The ramping up of vaccinations and promising case trends are factors many in the community are holding on to in the hopes some normalcy will return by summertime.
“I’m going off to college, I hope that it’ll be more of a normal year,” said Lagore.
“The biggest thing for me is being able to see family again,” Hofstetter says.
“No more wearing masks, and that I’ll be able to hang out with my friends, family,” said Sonsaray McCradic of Milwaukee.
“Hopefully things are in place for the school system,” adds Davis. “I really want my daughter to have a normal kid life.”
Mayor Barrett says as we reflect back on this year, resiliency, determination and working as a community are key takeaways to help us get through what’s been a wild and unpredictable pandemic.
“We’re going to get through this, we are getting through it and we’re going to have brighter days ahead, and it’s because so many people have worked together,” he said. “This to me, as difficult as this year was, it really proved to me what a strong community we have here.”

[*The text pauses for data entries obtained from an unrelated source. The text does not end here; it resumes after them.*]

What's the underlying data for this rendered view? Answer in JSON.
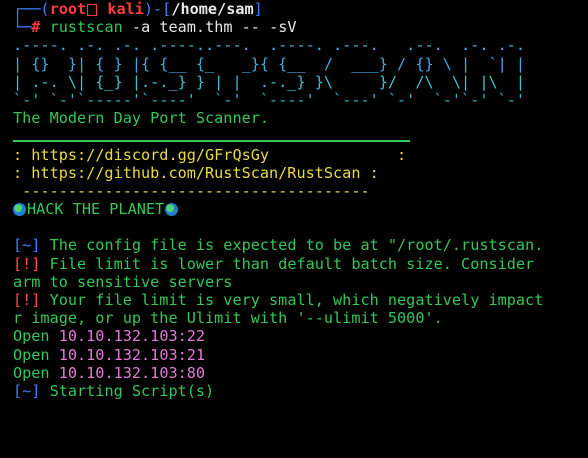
{
  "prompt": {
    "corner_top": "┌──(",
    "user": "root",
    "host": "kali",
    "mid": ")-[",
    "path": "/home/sam",
    "end": "]",
    "corner_bottom": "└─",
    "hash": "#",
    "command": "rustscan",
    "args": "-a team.thm -- -sV"
  },
  "banner": {
    "line1": ".----. .-. .-. .----..---.  .----. .---.   .--.  .-. .-.",
    "line2": "| {}  }| { } |{ {__ {_   _}{ {__  /  ___} / {} \\ |  `| |",
    "line3": "| .-. \\| {_} |.-._} } | |  .-._} }\\     }/  /\\  \\| |\\  |",
    "line4": "`-' `-'`-----'`----'  `-'  `----'  `---' `-'  `-'`-' `-'",
    "tagline": "The Modern Day Port Scanner."
  },
  "links": {
    "discord": ": https://discord.gg/GFrQsGy              :",
    "github": ": https://github.com/RustScan/RustScan :",
    "divider": " --------------------------------------",
    "hack": "HACK THE PLANET"
  },
  "output": {
    "l1_tag": "[~]",
    "l1_text": " The config file is expected to be at \"/root/.rustscan.",
    "l2_tag": "[!]",
    "l2_text": " File limit is lower than default batch size. Consider",
    "l3_text": "arm to sensitive servers",
    "l4_tag": "[!]",
    "l4_text": " Your file limit is very small, which negatively impact",
    "l5_text": "r image, or up the Ulimit with '--ulimit 5000'.",
    "open_label": "Open",
    "ports": [
      "10.10.132.103:22",
      "10.10.132.103:21",
      "10.10.132.103:80"
    ],
    "last_tag": "[~]",
    "last_text": " Starting Script(s)"
  },
  "colors": {
    "background": "#000000",
    "prompt_blue": "#3d7fff",
    "root_red": "#ff3b3b",
    "output_green": "#34c759",
    "ip_magenta": "#e07bd6",
    "banner_cyan": "#3fb7e0"
  },
  "icons": {
    "skull": "skull-icon",
    "globe": "globe-icon"
  }
}
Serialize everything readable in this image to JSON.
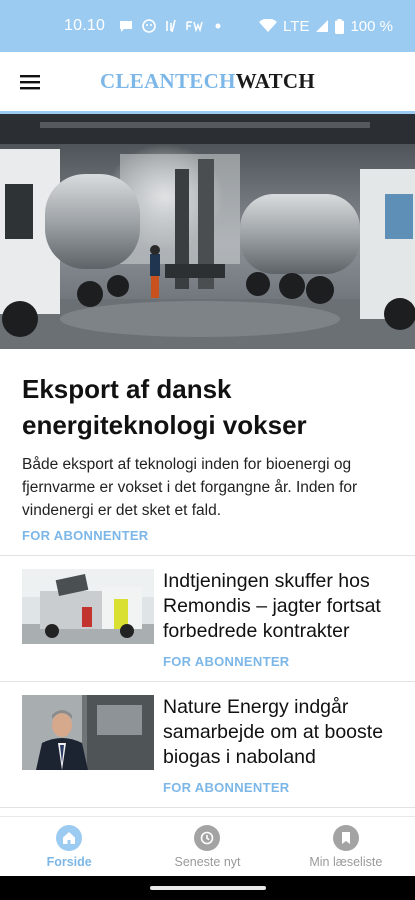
{
  "status_bar": {
    "time": "10.10",
    "notification_icons": [
      "chat-bubble-icon",
      "face-icon",
      "symbol-icon",
      "fw-icon",
      "dot-icon"
    ],
    "network": "LTE",
    "battery": "100 %"
  },
  "header": {
    "logo_part1": "CLEANTECH",
    "logo_part2": "WATCH"
  },
  "lead_article": {
    "title": "Eksport af dansk energiteknologi vokser",
    "summary": "Både eksport af teknologi inden for bioenergi og fjernvarme er vokset i det forgangne år. Inden for vindenergi er det sket et fald.",
    "tag": "FOR ABONNENTER"
  },
  "articles": [
    {
      "title": "Indtjeningen skuffer hos Remondis – jagter fortsat forbedrede kontrakter",
      "tag": "FOR ABONNENTER"
    },
    {
      "title": "Nature Energy indgår samarbejde om at booste biogas i naboland",
      "tag": "FOR ABONNENTER"
    }
  ],
  "bottom_nav": {
    "items": [
      {
        "label": "Forside",
        "icon": "home-icon",
        "active": true
      },
      {
        "label": "Seneste nyt",
        "icon": "clock-icon",
        "active": false
      },
      {
        "label": "Min læseliste",
        "icon": "bookmark-icon",
        "active": false
      }
    ]
  },
  "colors": {
    "accent": "#7cb7e8",
    "status_bar": "#9ccbf2"
  }
}
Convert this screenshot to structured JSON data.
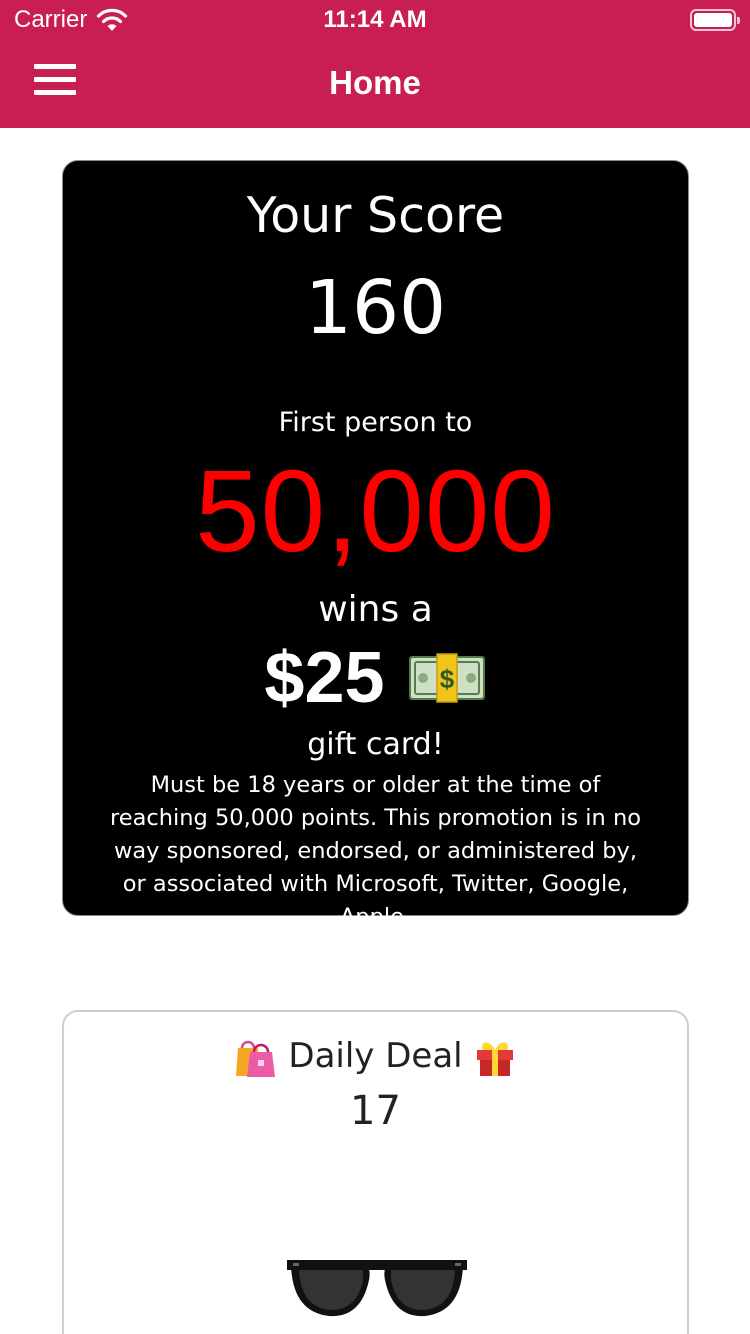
{
  "status_bar": {
    "carrier": "Carrier",
    "time": "11:14 AM"
  },
  "nav": {
    "title": "Home",
    "icons": [
      "hamburger-menu-icon"
    ]
  },
  "colors": {
    "header": "#c81e52",
    "score_card_bg": "#000000",
    "highlight": "#ff0000"
  },
  "score_card": {
    "title": "Your Score",
    "score": "160",
    "first_person": "First person to",
    "target": "50,000",
    "wins_a": "wins a",
    "prize": "$25",
    "prize_icon": "money-banknote-icon",
    "gift_card": "gift card!",
    "disclaimer": "Must be 18 years or older at the time of reaching 50,000 points. This promotion is in no way sponsored, endorsed, or administered by, or associated with Microsoft, Twitter, Google, Apple."
  },
  "daily_deal": {
    "title": "Daily Deal",
    "left_icon": "shopping-bags-icon",
    "right_icon": "gift-box-icon",
    "count": "17",
    "image": "sunglasses"
  }
}
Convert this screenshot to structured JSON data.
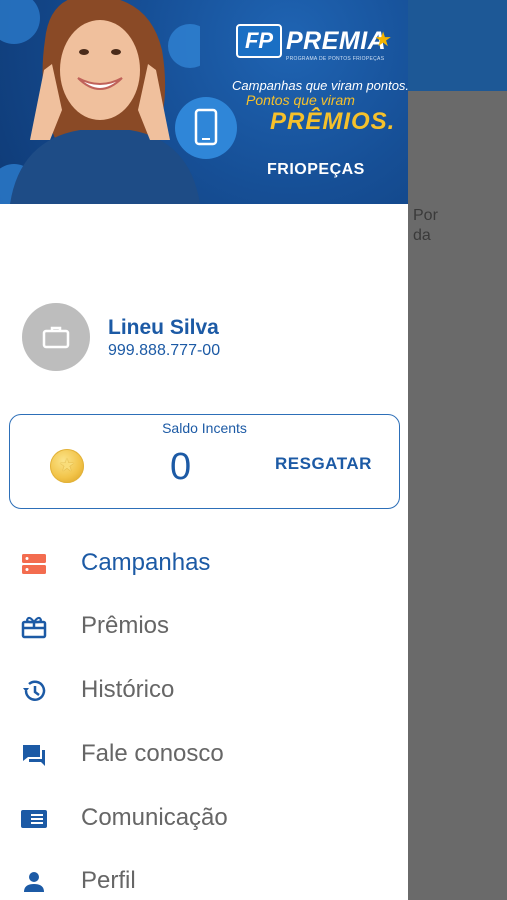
{
  "background": {
    "snippet_text": "Por\nda"
  },
  "banner": {
    "brand_fp": "FP",
    "brand_name": "PREMIA",
    "brand_subtitle": "PROGRAMA DE PONTOS FRIOPEÇAS",
    "tagline_line1": "Campanhas que viram pontos.",
    "tagline_line2": "Pontos que viram",
    "tagline_line3": "PRÊMIOS.",
    "company": "FRIOPEÇAS"
  },
  "user": {
    "name": "Lineu Silva",
    "document": "999.888.777-00"
  },
  "balance_card": {
    "title": "Saldo Incents",
    "value": "0",
    "action_label": "RESGATAR"
  },
  "menu": {
    "items": [
      {
        "label": "Campanhas",
        "icon": "campaigns-icon",
        "active": true
      },
      {
        "label": "Prêmios",
        "icon": "gift-icon",
        "active": false
      },
      {
        "label": "Histórico",
        "icon": "history-icon",
        "active": false
      },
      {
        "label": "Fale conosco",
        "icon": "chat-icon",
        "active": false
      },
      {
        "label": "Comunicação",
        "icon": "newsletter-icon",
        "active": false
      },
      {
        "label": "Perfil",
        "icon": "person-icon",
        "active": false
      }
    ]
  },
  "colors": {
    "primary": "#1c5aa5",
    "active_icon": "#f36c4f",
    "inactive_text": "#666666",
    "banner_blue": "#164f96"
  }
}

To remember the one-year mark, on Saturday March 13, 2021, Mayor Tom Barrett will be highlighting Milwaukee heroes who have helped in the fight against COVID-19. He will be spotlighting them on his social media pages using the hashtag #HonoringMKEHeroes.